Join the French #Winophiles on twitter this Saturday April 18th at 8 am PST to speak about all things Northern Rhône. And then take a look below at the other amazing pieces shared by my fellow #Winophiles.
- Cindy from Grape Experience shares “Strength and Power Meet Balance and Elegance in Syrah from the Northern Rhone”
- Wendy from A Day In The Life On The Farm presents “To Syrah with Love”
- Lauren from Swirling Dervish explores “Old World Syrah from the Northern Rhone: 2016 Alain Graillot Crozes-Hermitage”
- Jeff from Food Wine Click presents “A View of Northern Rhone’s Saint Joseph through Three Wines”
- Linda from My Full Wine Glass shares “Crozes-Hermitage: A gateway to Northern Rhône wine (#Winophiles)”
- Jill from L’Ocassion tells us “How France’s Northern Rhône and Southern Rhône Valleys Differ”
- Gwendolyn from Wine Predator writes about “In These Times, Drink from Deep in The Cellar: Two from Northern Rhone’s St Joseph’s #Winophiles“
- Susannah from Avvinare writes about “Virtually visiting Crozes-Hermitage through Chapoutier’s Wine”
- Camilla from Culinary Adventures With Camilla shares “Chicken Chasseur + Guigal Crozes-Hermitage 2016”

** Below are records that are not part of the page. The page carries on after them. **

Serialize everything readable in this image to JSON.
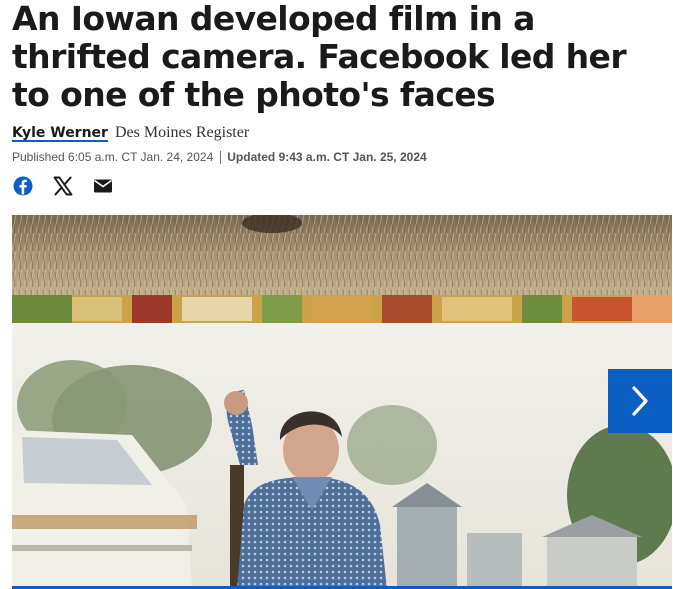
{
  "article": {
    "headline": "An Iowan developed film in a thrifted camera. Facebook led her to one of the photo's faces",
    "author": "Kyle Werner",
    "organization": "Des Moines Register",
    "published": "Published 6:05 a.m. CT Jan. 24, 2024",
    "updated": "Updated 9:43 a.m. CT Jan. 25, 2024"
  },
  "share": {
    "icons": [
      "facebook-icon",
      "x-icon",
      "email-icon"
    ]
  },
  "gallery": {
    "next_icon": "chevron-right-icon"
  },
  "colors": {
    "accent": "#0a5ec4",
    "text": "#1a1a1a"
  }
}
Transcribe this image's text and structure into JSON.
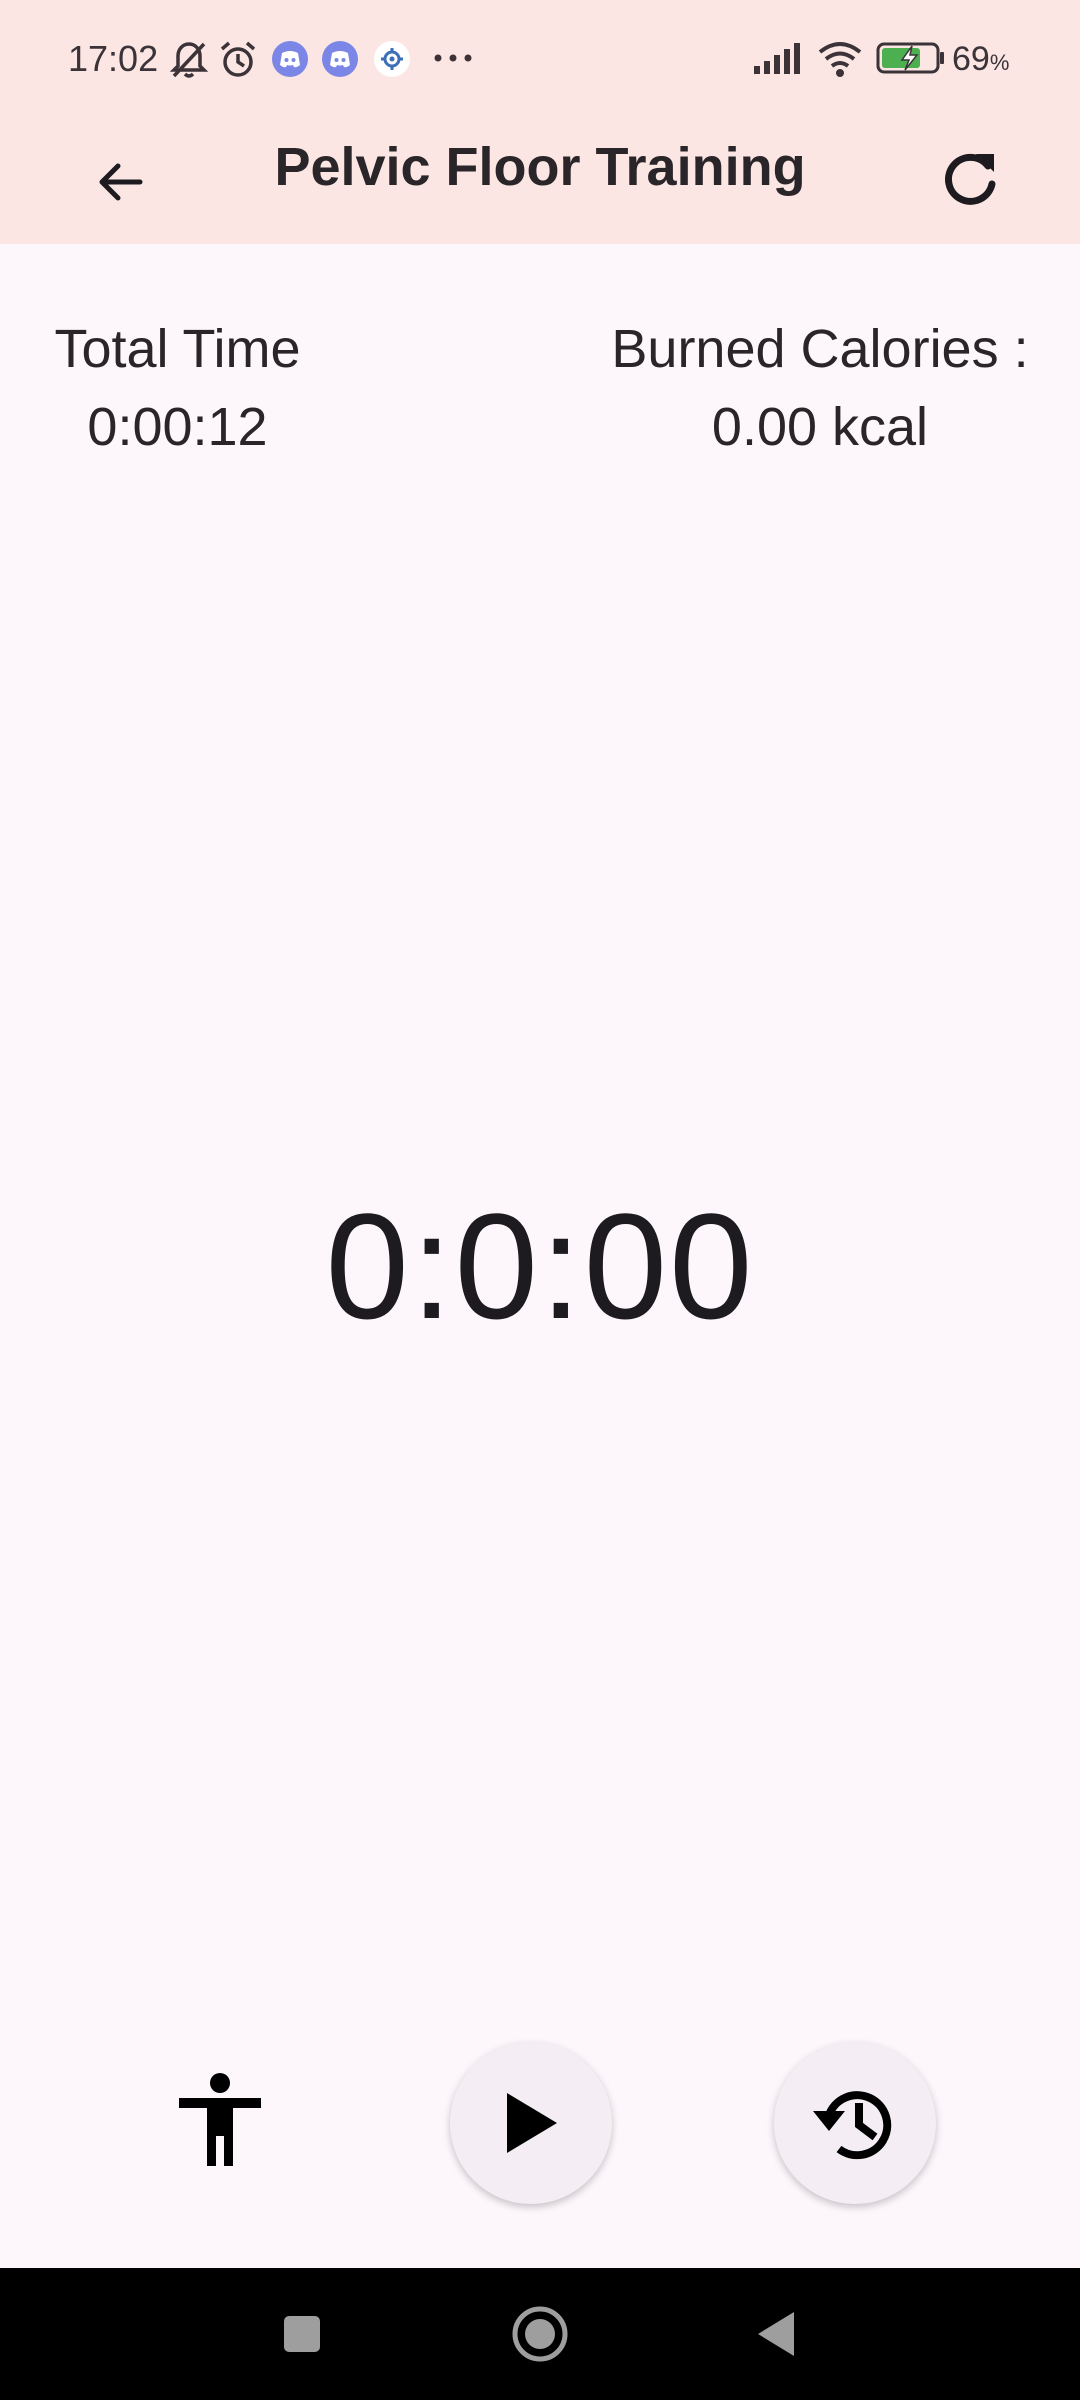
{
  "status_bar": {
    "time": "17:02",
    "battery_percent": "69",
    "battery_unit": "%",
    "icons": [
      "bell-off-icon",
      "alarm-icon",
      "discord-icon",
      "discord-icon",
      "app-icon",
      "more-icon",
      "signal-icon",
      "wifi-icon",
      "battery-charging-icon"
    ]
  },
  "app_bar": {
    "title": "Pelvic Floor Training",
    "back_icon": "arrow-back-icon",
    "refresh_icon": "refresh-icon"
  },
  "stats": {
    "total_time_label": "Total Time",
    "total_time_value": "0:00:12",
    "calories_label": "Burned Calories :",
    "calories_value": "0.00 kcal"
  },
  "timer": {
    "display": "0:0:00"
  },
  "controls": {
    "accessibility_icon": "accessibility-icon",
    "play_icon": "play-icon",
    "history_icon": "history-icon"
  },
  "nav_bar": {
    "icons": [
      "recents-icon",
      "home-icon",
      "back-icon"
    ]
  },
  "colors": {
    "top_bar_bg": "#fbe6e4",
    "page_bg": "#fdf7fc",
    "fab_bg": "#f4eef4",
    "discord": "#7c86e6"
  }
}
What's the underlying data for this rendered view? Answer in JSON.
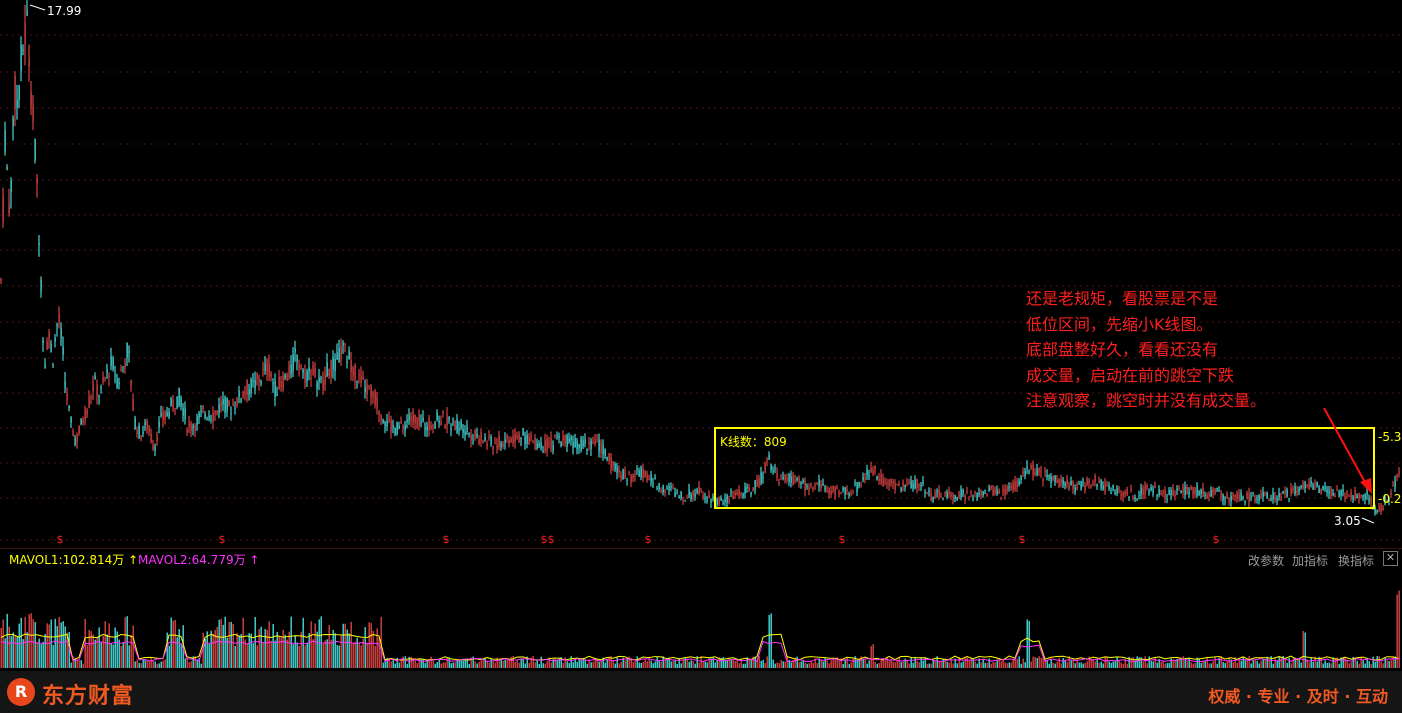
{
  "chart_data": {
    "type": "candlestick",
    "price_high_label": "17.99",
    "price_low_label": "3.05",
    "right_scale_labels": [
      "-5.3",
      "-0.2"
    ],
    "box_label": "K线数：809",
    "marker_glyph": "$",
    "ylim": [
      2.5,
      18.5
    ],
    "close_path": [
      [
        0,
        9.0
      ],
      [
        5,
        14.5
      ],
      [
        10,
        12.0
      ],
      [
        14,
        16.0
      ],
      [
        17,
        15.5
      ],
      [
        22,
        17.0
      ],
      [
        27,
        17.99
      ],
      [
        31,
        16.0
      ],
      [
        36,
        13.5
      ],
      [
        40,
        11.0
      ],
      [
        44,
        7.5
      ],
      [
        48,
        8.5
      ],
      [
        53,
        7.8
      ],
      [
        58,
        9.0
      ],
      [
        62,
        8.2
      ],
      [
        66,
        6.7
      ],
      [
        71,
        5.7
      ],
      [
        76,
        5.2
      ],
      [
        82,
        5.8
      ],
      [
        88,
        6.3
      ],
      [
        94,
        7.0
      ],
      [
        100,
        6.6
      ],
      [
        106,
        7.2
      ],
      [
        112,
        7.6
      ],
      [
        118,
        7.0
      ],
      [
        124,
        7.6
      ],
      [
        128,
        8.1
      ],
      [
        134,
        5.9
      ],
      [
        140,
        5.4
      ],
      [
        147,
        5.7
      ],
      [
        154,
        5.0
      ],
      [
        160,
        5.8
      ],
      [
        166,
        6.0
      ],
      [
        172,
        6.3
      ],
      [
        180,
        6.6
      ],
      [
        188,
        5.6
      ],
      [
        196,
        5.8
      ],
      [
        205,
        6.1
      ],
      [
        214,
        6.0
      ],
      [
        222,
        6.4
      ],
      [
        230,
        6.2
      ],
      [
        238,
        6.5
      ],
      [
        246,
        6.8
      ],
      [
        254,
        6.9
      ],
      [
        262,
        7.2
      ],
      [
        268,
        7.5
      ],
      [
        275,
        6.8
      ],
      [
        282,
        7.0
      ],
      [
        290,
        7.3
      ],
      [
        296,
        7.9
      ],
      [
        304,
        7.2
      ],
      [
        312,
        7.4
      ],
      [
        320,
        6.9
      ],
      [
        328,
        7.4
      ],
      [
        335,
        7.5
      ],
      [
        342,
        8.0
      ],
      [
        350,
        7.7
      ],
      [
        358,
        7.1
      ],
      [
        366,
        6.8
      ],
      [
        374,
        6.6
      ],
      [
        382,
        6.0
      ],
      [
        392,
        5.6
      ],
      [
        402,
        5.6
      ],
      [
        412,
        6.0
      ],
      [
        422,
        5.7
      ],
      [
        432,
        5.8
      ],
      [
        442,
        5.9
      ],
      [
        452,
        5.7
      ],
      [
        462,
        5.7
      ],
      [
        472,
        5.4
      ],
      [
        482,
        5.3
      ],
      [
        492,
        5.1
      ],
      [
        502,
        5.2
      ],
      [
        512,
        5.3
      ],
      [
        522,
        5.4
      ],
      [
        532,
        5.2
      ],
      [
        542,
        5.1
      ],
      [
        552,
        5.1
      ],
      [
        562,
        5.3
      ],
      [
        572,
        5.2
      ],
      [
        582,
        5.1
      ],
      [
        592,
        5.2
      ],
      [
        602,
        5.0
      ],
      [
        612,
        4.5
      ],
      [
        622,
        4.2
      ],
      [
        632,
        4.1
      ],
      [
        642,
        4.3
      ],
      [
        652,
        4.0
      ],
      [
        662,
        3.8
      ],
      [
        672,
        3.7
      ],
      [
        680,
        3.5
      ],
      [
        690,
        3.6
      ],
      [
        700,
        3.7
      ],
      [
        710,
        3.5
      ],
      [
        720,
        3.4
      ],
      [
        730,
        3.5
      ],
      [
        740,
        3.6
      ],
      [
        750,
        3.7
      ],
      [
        760,
        4.0
      ],
      [
        768,
        4.7
      ],
      [
        774,
        4.3
      ],
      [
        782,
        4.0
      ],
      [
        790,
        4.1
      ],
      [
        800,
        3.9
      ],
      [
        810,
        3.8
      ],
      [
        820,
        3.9
      ],
      [
        830,
        3.7
      ],
      [
        840,
        3.6
      ],
      [
        850,
        3.7
      ],
      [
        858,
        3.8
      ],
      [
        866,
        4.2
      ],
      [
        874,
        4.3
      ],
      [
        882,
        4.0
      ],
      [
        892,
        3.9
      ],
      [
        902,
        3.8
      ],
      [
        912,
        3.9
      ],
      [
        922,
        3.9
      ],
      [
        932,
        3.5
      ],
      [
        942,
        3.6
      ],
      [
        952,
        3.5
      ],
      [
        962,
        3.6
      ],
      [
        972,
        3.5
      ],
      [
        982,
        3.6
      ],
      [
        992,
        3.7
      ],
      [
        1002,
        3.6
      ],
      [
        1012,
        3.8
      ],
      [
        1020,
        4.0
      ],
      [
        1028,
        4.4
      ],
      [
        1036,
        4.3
      ],
      [
        1046,
        4.1
      ],
      [
        1056,
        4.0
      ],
      [
        1066,
        3.9
      ],
      [
        1076,
        3.8
      ],
      [
        1086,
        3.9
      ],
      [
        1096,
        4.0
      ],
      [
        1106,
        3.8
      ],
      [
        1116,
        3.7
      ],
      [
        1126,
        3.6
      ],
      [
        1136,
        3.6
      ],
      [
        1146,
        3.7
      ],
      [
        1156,
        3.7
      ],
      [
        1166,
        3.6
      ],
      [
        1176,
        3.7
      ],
      [
        1186,
        3.7
      ],
      [
        1196,
        3.7
      ],
      [
        1206,
        3.6
      ],
      [
        1216,
        3.7
      ],
      [
        1226,
        3.5
      ],
      [
        1236,
        3.5
      ],
      [
        1246,
        3.5
      ],
      [
        1256,
        3.5
      ],
      [
        1266,
        3.5
      ],
      [
        1276,
        3.5
      ],
      [
        1286,
        3.6
      ],
      [
        1296,
        3.7
      ],
      [
        1304,
        3.9
      ],
      [
        1312,
        3.9
      ],
      [
        1322,
        3.7
      ],
      [
        1332,
        3.6
      ],
      [
        1342,
        3.6
      ],
      [
        1352,
        3.6
      ],
      [
        1360,
        3.5
      ],
      [
        1368,
        3.6
      ],
      [
        1374,
        3.1
      ],
      [
        1380,
        3.1
      ],
      [
        1386,
        3.3
      ],
      [
        1392,
        3.6
      ],
      [
        1398,
        4.3
      ]
    ]
  },
  "volume_panel": {
    "mavol1": "MAVOL1:102.814万",
    "mavol2": "MAVOL2:64.779万",
    "arrow_glyph": "↑",
    "buttons": [
      "改参数",
      "加指标",
      "换指标"
    ],
    "close_glyph": "✕"
  },
  "annotation": {
    "lines": [
      "还是老规矩，看股票是不是",
      "低位区间，先缩小K线图。",
      "底部盘整好久，看看还没有",
      "成交量，启动在前的跳空下跌",
      "注意观察，跳空时并没有成交量。"
    ]
  },
  "footer": {
    "brand": "东方财富",
    "logo_glyph": "R",
    "slogan": "权威 · 专业 · 及时 · 互动"
  },
  "colors": {
    "up": "#ff5050",
    "down": "#54ffff",
    "grid": "#4a1212",
    "box": "#ffff00",
    "annotation": "#ff1f1f",
    "mavol1": "#ffff00",
    "mavol2": "#ff33ff",
    "marker": "#ff2020",
    "brand": "#f05a22"
  }
}
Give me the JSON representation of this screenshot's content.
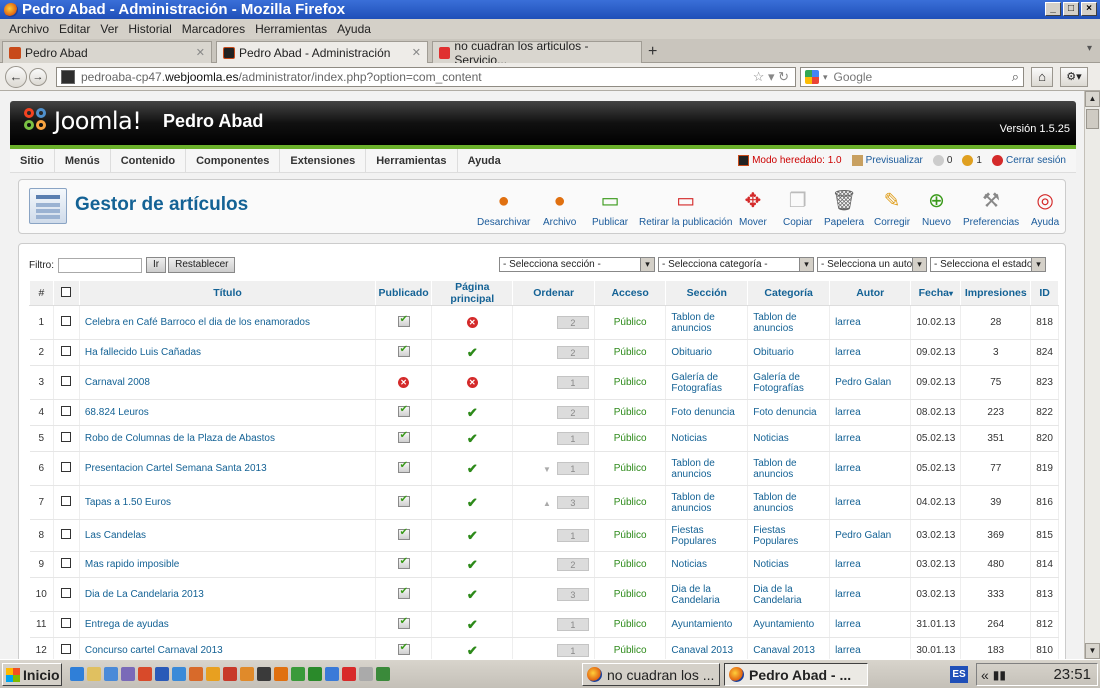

- Nicole at Somm’s Table presents “A Simple Spring Lamb Feast with Maison Nicolas Perrin Crozes-Hermitage”
- Jane from Always Ravenous shares “A Taste of Hermitage Marsanne”
- Martin from Enoflyz shares writes about “Looking For Value in Northern Rhône? Look For Crozes-Hermitage!”
- Lynn from Savor The Harvest presents “Exploring Treasures of the Northern Rhone #Winophiles”
- Terri from Our Good Life shares “Hey Syrah, Syrah, whatever will be, will be: Mushroom Rice #Winophiles”
- Rupal of Syrah Queen shares “Exploring Côte-Rôtie – Syrahs With A Twist”
Robin Renken is a wine writer and Certified Specialist of Wine. She and her husband Michael travel to wine regions interviewing vineyard owners and winemakers and learning the stories behind the glass.
When not traveling they indulge in cooking and pairing wines with food at home in Las Vegas.